The 5.0L H.O. package was available with any Mustang, although the GT package was offered only for the three-door hatchback. Suddenly, Mustang became an exciting, fun-to-drive performance car again. A well-equipped '82 GT carried an MRSP of around $11,000.

J. Walter Thompson, Ford's advertising and communications agency, created the ad campaign, "The Boss is back." For the first time in over 12 years, the ads were not full of empty promises. The Mustang GT delivered the goods and so did the advertising.

The Mustang GT proved superior to the new Camaro in magazine acceleration testing. The Camaro was not available with a manual gearbox, so it was tested with the 305 four-barrel backed by a four-speed automatic. The Mustang GT set faster 0-60 times, 7.78 vs. 8.58 seconds, and beat the Camaro in the quarter-mile with an elapsed time of 16.26 @ 83.70 against 16.67 ET @ 81.00 for the GM competitor.

According to the '82-'93 Mustang GT Registry (www.mustanggt.org), Ford sold 24,799 Mustang GTs during the '82 model year.
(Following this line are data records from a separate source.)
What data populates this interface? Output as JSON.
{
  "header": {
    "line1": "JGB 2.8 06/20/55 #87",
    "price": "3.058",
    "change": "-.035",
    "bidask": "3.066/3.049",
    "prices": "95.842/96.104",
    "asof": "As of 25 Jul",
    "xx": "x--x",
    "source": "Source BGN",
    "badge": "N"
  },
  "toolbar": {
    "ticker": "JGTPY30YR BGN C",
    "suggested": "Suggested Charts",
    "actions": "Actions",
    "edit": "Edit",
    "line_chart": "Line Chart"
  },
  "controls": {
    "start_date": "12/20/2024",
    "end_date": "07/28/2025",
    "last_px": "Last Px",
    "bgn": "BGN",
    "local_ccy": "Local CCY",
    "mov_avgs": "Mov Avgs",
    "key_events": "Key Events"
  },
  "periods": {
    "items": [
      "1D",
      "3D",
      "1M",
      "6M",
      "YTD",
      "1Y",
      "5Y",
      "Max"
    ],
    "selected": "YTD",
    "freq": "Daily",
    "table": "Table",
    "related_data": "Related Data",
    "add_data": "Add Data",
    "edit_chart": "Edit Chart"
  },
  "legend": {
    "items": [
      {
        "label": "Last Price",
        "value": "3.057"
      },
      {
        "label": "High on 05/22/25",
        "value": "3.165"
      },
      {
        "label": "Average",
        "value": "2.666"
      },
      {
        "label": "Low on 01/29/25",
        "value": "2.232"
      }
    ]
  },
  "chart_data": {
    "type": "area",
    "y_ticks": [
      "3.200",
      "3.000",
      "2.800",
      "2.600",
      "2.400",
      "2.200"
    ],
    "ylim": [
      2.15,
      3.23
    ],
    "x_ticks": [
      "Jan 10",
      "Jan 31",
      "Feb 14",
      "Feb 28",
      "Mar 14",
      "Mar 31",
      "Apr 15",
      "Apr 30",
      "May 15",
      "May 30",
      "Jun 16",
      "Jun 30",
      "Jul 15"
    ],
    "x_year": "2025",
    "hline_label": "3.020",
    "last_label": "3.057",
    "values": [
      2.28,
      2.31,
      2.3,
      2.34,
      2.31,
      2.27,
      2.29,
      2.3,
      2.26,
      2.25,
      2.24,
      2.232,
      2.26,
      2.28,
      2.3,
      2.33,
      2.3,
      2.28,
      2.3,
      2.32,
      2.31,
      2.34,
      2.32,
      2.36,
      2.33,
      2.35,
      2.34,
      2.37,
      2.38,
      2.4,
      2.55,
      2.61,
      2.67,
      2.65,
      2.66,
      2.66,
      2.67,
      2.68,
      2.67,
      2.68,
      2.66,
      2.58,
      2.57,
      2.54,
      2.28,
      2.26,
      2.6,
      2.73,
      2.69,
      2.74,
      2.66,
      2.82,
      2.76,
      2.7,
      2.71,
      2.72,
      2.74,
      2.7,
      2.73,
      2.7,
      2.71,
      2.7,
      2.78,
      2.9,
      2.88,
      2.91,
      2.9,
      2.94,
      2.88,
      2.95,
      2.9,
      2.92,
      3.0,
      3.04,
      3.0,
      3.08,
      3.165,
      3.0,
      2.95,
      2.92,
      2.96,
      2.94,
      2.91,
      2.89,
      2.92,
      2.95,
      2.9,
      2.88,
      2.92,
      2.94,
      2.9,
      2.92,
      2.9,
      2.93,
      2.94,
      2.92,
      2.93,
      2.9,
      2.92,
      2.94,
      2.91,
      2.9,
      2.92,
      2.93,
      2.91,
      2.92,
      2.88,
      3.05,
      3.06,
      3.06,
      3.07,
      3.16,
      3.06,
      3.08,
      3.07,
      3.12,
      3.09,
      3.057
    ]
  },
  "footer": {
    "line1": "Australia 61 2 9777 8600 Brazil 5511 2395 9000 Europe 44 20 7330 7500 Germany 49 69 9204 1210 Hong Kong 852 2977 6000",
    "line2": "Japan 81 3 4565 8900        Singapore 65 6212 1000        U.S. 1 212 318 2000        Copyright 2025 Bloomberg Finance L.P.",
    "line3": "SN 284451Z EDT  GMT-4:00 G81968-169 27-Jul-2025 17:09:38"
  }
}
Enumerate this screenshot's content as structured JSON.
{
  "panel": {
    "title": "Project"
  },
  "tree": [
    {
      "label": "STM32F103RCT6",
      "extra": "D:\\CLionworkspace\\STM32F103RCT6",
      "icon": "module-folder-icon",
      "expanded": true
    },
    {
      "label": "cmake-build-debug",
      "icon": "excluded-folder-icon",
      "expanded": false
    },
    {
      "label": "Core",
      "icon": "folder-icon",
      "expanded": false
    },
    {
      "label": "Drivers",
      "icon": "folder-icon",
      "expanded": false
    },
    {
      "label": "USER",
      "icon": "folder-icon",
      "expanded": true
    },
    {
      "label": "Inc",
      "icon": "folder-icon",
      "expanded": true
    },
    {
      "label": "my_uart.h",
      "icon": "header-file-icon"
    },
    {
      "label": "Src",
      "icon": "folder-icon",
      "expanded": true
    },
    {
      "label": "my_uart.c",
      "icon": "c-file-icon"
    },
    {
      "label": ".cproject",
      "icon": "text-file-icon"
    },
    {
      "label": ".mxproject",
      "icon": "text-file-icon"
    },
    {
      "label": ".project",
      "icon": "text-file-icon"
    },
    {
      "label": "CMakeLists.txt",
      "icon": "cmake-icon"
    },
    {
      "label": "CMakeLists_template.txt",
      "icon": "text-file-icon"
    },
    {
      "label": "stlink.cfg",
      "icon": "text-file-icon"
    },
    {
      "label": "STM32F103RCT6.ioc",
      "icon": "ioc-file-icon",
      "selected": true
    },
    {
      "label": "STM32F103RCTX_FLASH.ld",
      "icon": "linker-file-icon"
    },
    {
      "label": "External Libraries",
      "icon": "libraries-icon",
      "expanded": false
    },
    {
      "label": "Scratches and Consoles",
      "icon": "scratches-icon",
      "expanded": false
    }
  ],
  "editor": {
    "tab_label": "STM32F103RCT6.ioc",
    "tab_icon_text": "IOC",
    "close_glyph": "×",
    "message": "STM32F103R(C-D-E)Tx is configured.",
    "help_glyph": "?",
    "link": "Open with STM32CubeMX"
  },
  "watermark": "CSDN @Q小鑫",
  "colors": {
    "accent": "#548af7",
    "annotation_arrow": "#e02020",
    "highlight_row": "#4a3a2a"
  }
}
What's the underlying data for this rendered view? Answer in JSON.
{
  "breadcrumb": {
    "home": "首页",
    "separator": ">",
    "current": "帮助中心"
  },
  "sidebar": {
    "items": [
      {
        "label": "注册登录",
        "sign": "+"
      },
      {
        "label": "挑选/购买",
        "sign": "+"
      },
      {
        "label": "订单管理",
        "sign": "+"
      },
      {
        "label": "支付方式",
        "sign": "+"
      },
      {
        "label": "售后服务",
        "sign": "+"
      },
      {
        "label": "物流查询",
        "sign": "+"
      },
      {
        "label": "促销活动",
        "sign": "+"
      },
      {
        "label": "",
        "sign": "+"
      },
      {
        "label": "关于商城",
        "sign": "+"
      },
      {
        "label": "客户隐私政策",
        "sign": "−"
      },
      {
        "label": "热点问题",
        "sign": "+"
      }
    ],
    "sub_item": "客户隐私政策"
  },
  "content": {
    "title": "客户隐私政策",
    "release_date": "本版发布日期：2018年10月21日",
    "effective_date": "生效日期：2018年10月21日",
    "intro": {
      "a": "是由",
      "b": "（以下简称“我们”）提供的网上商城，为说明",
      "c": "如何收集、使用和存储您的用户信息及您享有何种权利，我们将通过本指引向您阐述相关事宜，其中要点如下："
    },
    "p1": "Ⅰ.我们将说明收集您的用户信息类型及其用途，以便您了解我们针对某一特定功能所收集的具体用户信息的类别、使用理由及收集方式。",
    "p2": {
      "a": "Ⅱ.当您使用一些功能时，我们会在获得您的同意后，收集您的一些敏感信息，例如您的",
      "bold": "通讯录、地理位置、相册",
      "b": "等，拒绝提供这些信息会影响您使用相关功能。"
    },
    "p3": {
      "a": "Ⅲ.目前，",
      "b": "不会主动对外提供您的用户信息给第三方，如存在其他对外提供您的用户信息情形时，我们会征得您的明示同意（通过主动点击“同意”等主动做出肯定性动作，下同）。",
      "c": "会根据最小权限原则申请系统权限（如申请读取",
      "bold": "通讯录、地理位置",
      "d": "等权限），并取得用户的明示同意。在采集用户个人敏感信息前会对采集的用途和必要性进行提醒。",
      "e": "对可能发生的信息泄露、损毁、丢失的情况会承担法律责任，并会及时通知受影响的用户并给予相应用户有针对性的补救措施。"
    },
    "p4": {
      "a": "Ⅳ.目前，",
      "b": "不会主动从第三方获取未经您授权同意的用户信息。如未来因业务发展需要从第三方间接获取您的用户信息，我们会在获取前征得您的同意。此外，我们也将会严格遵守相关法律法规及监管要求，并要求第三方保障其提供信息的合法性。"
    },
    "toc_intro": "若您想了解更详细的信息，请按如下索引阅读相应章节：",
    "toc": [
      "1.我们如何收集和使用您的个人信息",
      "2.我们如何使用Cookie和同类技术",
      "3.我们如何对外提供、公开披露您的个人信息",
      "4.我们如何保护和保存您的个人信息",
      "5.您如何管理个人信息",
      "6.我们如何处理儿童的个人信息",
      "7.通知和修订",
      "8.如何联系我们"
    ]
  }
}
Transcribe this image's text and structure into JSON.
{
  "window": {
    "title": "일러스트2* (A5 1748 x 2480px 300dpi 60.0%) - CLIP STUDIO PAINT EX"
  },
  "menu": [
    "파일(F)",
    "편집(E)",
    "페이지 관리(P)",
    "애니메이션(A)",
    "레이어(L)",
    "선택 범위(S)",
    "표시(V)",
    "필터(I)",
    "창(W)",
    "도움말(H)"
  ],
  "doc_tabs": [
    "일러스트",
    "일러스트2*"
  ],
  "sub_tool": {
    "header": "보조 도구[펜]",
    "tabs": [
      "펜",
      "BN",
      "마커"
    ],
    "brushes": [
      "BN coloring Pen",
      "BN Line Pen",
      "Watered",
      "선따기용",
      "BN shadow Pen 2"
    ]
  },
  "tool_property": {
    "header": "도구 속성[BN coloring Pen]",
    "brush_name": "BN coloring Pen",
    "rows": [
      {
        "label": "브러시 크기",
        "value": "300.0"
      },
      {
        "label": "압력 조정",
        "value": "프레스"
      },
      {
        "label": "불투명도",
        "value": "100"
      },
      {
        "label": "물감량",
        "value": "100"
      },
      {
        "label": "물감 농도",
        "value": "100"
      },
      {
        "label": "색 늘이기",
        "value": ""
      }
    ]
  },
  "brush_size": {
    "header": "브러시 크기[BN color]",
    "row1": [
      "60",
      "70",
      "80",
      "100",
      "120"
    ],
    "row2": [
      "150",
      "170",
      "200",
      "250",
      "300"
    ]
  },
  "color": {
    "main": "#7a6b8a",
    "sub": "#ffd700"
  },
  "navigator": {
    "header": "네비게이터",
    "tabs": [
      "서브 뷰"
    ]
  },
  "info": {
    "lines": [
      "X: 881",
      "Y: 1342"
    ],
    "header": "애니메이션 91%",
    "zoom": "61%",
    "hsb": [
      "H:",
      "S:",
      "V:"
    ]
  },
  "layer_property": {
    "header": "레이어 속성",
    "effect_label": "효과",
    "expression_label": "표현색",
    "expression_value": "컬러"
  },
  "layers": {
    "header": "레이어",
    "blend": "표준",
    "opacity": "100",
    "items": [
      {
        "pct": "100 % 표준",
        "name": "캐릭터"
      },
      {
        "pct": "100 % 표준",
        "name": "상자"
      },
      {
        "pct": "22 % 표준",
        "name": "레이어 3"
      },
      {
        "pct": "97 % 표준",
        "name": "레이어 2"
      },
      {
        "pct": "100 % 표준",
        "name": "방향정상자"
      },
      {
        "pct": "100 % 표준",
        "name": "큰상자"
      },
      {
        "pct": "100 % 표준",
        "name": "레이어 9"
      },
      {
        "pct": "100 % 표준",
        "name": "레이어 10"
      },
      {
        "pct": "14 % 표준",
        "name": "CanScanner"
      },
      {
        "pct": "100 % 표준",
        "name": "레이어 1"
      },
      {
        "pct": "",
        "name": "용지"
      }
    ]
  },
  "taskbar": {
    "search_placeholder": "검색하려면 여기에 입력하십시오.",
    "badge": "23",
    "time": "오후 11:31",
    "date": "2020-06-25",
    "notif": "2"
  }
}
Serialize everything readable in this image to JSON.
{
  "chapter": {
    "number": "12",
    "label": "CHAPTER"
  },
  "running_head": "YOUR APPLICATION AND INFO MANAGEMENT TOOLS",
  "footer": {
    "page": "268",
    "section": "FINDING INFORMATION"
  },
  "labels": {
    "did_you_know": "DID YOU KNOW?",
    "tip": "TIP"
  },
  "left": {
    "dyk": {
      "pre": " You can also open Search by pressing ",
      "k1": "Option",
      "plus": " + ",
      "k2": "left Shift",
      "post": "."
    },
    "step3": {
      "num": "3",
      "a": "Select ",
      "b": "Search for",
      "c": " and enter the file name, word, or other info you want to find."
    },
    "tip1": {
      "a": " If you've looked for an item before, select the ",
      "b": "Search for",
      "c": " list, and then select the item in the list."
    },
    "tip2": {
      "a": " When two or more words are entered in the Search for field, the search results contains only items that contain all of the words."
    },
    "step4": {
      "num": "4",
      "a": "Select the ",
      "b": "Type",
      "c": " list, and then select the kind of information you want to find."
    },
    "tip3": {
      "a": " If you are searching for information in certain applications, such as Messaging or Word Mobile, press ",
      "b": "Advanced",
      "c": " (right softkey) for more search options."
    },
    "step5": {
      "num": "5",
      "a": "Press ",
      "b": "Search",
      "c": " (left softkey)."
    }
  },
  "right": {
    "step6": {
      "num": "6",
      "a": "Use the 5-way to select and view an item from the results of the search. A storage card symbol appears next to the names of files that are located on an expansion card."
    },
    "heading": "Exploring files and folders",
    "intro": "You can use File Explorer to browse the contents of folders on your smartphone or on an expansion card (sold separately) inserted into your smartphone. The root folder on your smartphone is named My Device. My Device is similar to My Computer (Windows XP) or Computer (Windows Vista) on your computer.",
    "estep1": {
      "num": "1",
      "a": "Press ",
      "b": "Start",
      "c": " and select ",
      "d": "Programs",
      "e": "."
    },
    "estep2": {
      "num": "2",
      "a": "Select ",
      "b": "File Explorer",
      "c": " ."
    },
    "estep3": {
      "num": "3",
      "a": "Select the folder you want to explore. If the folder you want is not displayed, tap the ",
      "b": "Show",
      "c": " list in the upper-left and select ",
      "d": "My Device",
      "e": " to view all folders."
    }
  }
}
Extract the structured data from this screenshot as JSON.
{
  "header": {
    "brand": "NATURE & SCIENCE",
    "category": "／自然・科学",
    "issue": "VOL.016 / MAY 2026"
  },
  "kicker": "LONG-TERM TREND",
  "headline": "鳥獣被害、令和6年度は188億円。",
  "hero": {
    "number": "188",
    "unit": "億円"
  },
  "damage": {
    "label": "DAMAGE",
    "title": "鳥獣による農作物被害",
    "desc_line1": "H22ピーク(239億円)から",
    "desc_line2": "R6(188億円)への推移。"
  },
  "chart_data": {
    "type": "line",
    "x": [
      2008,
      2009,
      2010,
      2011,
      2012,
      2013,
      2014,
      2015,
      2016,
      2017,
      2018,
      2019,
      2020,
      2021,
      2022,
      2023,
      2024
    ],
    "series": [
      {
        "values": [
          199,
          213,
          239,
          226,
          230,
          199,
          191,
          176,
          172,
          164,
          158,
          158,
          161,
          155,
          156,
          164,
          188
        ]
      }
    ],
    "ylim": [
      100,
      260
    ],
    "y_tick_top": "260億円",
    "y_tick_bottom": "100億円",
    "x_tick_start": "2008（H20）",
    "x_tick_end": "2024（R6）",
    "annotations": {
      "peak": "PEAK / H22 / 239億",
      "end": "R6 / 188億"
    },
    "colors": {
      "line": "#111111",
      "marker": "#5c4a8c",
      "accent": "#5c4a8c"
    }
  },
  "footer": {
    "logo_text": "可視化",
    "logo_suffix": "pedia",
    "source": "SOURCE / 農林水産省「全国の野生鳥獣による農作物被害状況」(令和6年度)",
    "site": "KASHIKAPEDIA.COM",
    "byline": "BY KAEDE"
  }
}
It was a solid testament to the "can do" spirit and hard work of Jim Clark and Jim Kennedy, along with Ford Division Marketing Plans Manager Edsel B. Ford II, Mustang Marketing Plans Manager Jack Witucki, and Powertrain and Forward Planning Manager George Lowe.

In the spring and summer of 1981, Edsel Ford had recently completed a tour as Assistant Managing Director of Ford of Australia before being named Manager of the Ford Division Marketing Plans department. As a "car guy," Edsel understood that performance sold vehicles, and one of his first tasks was to help develop future performance-oriented vehicles. He was involved in the Mustang GT program and stated during the launch that the car was the company's first shot at getting back into the performance market. A very astute marketer, Edsel was aware of fuel costs, insurance, and emission standards, but felt all that did not mean that Ford couldn't produce fun-to-drive cars. Today, Edsel has not changed; he is still a true enthusiast.

I remember reading the September 1981 Motor Trend with the '82 Mustang GT on the cover. I showed it to my wife--at the time her '73 Mustang Grande was getting tired--and said, "How would you like to have this Mustang GT?"

Being a good sport, she sold her Grande and we took delivery of a silver '82 Mustang GT. The first time I pushed the loud pedal to the floor, I could not believe how the new 5.0L H.O. pushed us back into the Recaro seats. I knew then that Mustang performance was back.

Later, during a visit to Ford Division, I walked by an office and noticed a lot of Mustang and Ford Motorsports photography. When I ambled in to look at the photos, a voice from the corner said, "Can I help you?" It was George Lowe, the Mustang, Thunderbird, and EXP Marketing Product Plans Manager.

Lowe had previously worked for former Lincoln-Mercury racing director Fran Hernandez, who was also instrumental in the '79 Mustang Pace Car Program. His knowledge of Mustang customers and ability to articulate these facts resulted in Ford Division's support of the '82 Mustang GT. The "Boss is back" marketing campaign was a direct result of the Mustang passion from George Lowe and his boss, Edsel B. Ford II.

The '82 Mustang GT was the first in a long, exciting line of Mustangs since the fall of 1981. All of us who love Mustangs owe a huge debt of gratitude to each dedicated Ford engineer and marketing person who contributed to the rebirth of Mustang performance in the face of considerable odds.MM

Editor's note: As a long-time Mustang and Shelby enthusiast who worked in the advertising business, Austin Craig found himself in the right place at the right time when he accepted a position in 1981 with J. Walter Thompson, Ford's advertising agency. At first, he worked on Ford Motorsport advertising campaigns, then moved to Mustang marketing and advertising where he met the "car guys" at Ford who wanted to put performance back into the Mustang, including Edsel Ford II, George Lowe, Jim Clark, and Jim Kennedy. This is Austin's "inside" story about the development and marketing of the '82 Mustang GT, the car that put Mustang back on the performance map.